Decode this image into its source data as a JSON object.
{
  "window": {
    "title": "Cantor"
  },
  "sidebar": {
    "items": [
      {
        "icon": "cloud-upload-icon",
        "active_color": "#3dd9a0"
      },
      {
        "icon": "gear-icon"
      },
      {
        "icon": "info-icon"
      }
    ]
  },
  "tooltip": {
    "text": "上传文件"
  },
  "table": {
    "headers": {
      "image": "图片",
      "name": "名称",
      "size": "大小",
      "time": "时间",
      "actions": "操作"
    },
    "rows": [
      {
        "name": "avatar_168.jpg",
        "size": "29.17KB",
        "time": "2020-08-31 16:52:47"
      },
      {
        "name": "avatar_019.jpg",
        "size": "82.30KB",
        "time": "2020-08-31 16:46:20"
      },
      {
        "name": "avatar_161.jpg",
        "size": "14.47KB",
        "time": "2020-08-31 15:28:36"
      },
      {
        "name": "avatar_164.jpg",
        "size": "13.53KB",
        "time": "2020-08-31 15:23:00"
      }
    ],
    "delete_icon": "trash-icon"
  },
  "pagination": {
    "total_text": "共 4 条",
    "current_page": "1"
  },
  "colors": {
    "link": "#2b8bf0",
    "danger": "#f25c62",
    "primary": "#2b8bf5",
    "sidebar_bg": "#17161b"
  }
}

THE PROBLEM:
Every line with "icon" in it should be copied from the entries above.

ANSWER TO THIS TASK:
        "icon": "cloud-upload-icon",
        "icon": "gear-icon"
        "icon": "info-icon"
    "delete_icon": "trash-icon"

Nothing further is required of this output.